What to do: Copy the complete listing that follows, letter for letter.

╭─ Data listing

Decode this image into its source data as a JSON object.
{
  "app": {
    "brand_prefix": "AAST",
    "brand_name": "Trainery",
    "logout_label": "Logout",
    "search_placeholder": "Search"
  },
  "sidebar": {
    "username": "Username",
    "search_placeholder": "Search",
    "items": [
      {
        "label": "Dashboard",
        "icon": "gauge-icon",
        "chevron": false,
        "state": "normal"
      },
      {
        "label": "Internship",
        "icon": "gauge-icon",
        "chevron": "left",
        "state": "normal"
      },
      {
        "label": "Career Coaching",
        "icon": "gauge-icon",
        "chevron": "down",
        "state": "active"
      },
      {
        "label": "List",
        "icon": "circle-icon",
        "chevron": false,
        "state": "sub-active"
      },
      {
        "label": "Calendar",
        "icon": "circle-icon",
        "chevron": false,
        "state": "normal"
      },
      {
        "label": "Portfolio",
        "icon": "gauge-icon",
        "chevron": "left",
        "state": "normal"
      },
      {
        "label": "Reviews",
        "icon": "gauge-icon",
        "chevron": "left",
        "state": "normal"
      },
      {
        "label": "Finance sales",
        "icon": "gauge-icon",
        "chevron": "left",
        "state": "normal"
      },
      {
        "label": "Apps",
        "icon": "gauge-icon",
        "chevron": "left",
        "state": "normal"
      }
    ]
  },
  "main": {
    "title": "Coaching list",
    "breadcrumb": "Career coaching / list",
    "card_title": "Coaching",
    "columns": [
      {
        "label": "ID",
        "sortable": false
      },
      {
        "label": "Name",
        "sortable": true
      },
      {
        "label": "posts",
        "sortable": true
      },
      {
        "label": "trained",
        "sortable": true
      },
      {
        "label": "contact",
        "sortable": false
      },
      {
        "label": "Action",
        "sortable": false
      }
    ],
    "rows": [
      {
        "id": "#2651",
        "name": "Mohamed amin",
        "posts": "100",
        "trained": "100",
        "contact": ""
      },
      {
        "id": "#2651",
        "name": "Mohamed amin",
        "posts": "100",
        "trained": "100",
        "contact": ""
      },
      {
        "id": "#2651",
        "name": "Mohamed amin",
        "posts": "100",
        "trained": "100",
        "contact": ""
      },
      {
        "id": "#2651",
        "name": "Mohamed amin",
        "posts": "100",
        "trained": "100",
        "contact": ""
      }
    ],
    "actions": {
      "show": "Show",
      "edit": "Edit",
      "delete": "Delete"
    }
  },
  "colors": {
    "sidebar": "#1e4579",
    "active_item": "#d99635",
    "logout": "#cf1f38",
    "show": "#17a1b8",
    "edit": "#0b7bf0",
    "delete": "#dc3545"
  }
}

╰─

Expected output:
Decode this image into its source data as a JSON object.
{
  "app": {
    "brand_prefix": "AAST",
    "brand_name": "Trainery",
    "logout_label": "Logout",
    "search_placeholder": "Search"
  },
  "sidebar": {
    "username": "Username",
    "search_placeholder": "Search",
    "items": [
      {
        "label": "Dashboard",
        "icon": "gauge-icon",
        "chevron": false,
        "state": "normal"
      },
      {
        "label": "Internship",
        "icon": "gauge-icon",
        "chevron": "left",
        "state": "normal"
      },
      {
        "label": "Career Coaching",
        "icon": "gauge-icon",
        "chevron": "down",
        "state": "active"
      },
      {
        "label": "List",
        "icon": "circle-icon",
        "chevron": false,
        "state": "sub-active"
      },
      {
        "label": "Calendar",
        "icon": "circle-icon",
        "chevron": false,
        "state": "normal"
      },
      {
        "label": "Portfolio",
        "icon": "gauge-icon",
        "chevron": "left",
        "state": "normal"
      },
      {
        "label": "Reviews",
        "icon": "gauge-icon",
        "chevron": "left",
        "state": "normal"
      },
      {
        "label": "Finance sales",
        "icon": "gauge-icon",
        "chevron": "left",
        "state": "normal"
      },
      {
        "label": "Apps",
        "icon": "gauge-icon",
        "chevron": "left",
        "state": "normal"
      }
    ]
  },
  "main": {
    "title": "Coaching list",
    "breadcrumb": "Career coaching / list",
    "card_title": "Coaching",
    "columns": [
      {
        "label": "ID",
        "sortable": false
      },
      {
        "label": "Name",
        "sortable": true
      },
      {
        "label": "posts",
        "sortable": true
      },
      {
        "label": "trained",
        "sortable": true
      },
      {
        "label": "contact",
        "sortable": false
      },
      {
        "label": "Action",
        "sortable": false
      }
    ],
    "rows": [
      {
        "id": "#2651",
        "name": "Mohamed amin",
        "posts": "100",
        "trained": "100",
        "contact": ""
      },
      {
        "id": "#2651",
        "name": "Mohamed amin",
        "posts": "100",
        "trained": "100",
        "contact": ""
      },
      {
        "id": "#2651",
        "name": "Mohamed amin",
        "posts": "100",
        "trained": "100",
        "contact": ""
      },
      {
        "id": "#2651",
        "name": "Mohamed amin",
        "posts": "100",
        "trained": "100",
        "contact": ""
      }
    ],
    "actions": {
      "show": "Show",
      "edit": "Edit",
      "delete": "Delete"
    }
  },
  "colors": {
    "sidebar": "#1e4579",
    "active_item": "#d99635",
    "logout": "#cf1f38",
    "show": "#17a1b8",
    "edit": "#0b7bf0",
    "delete": "#dc3545"
  }
}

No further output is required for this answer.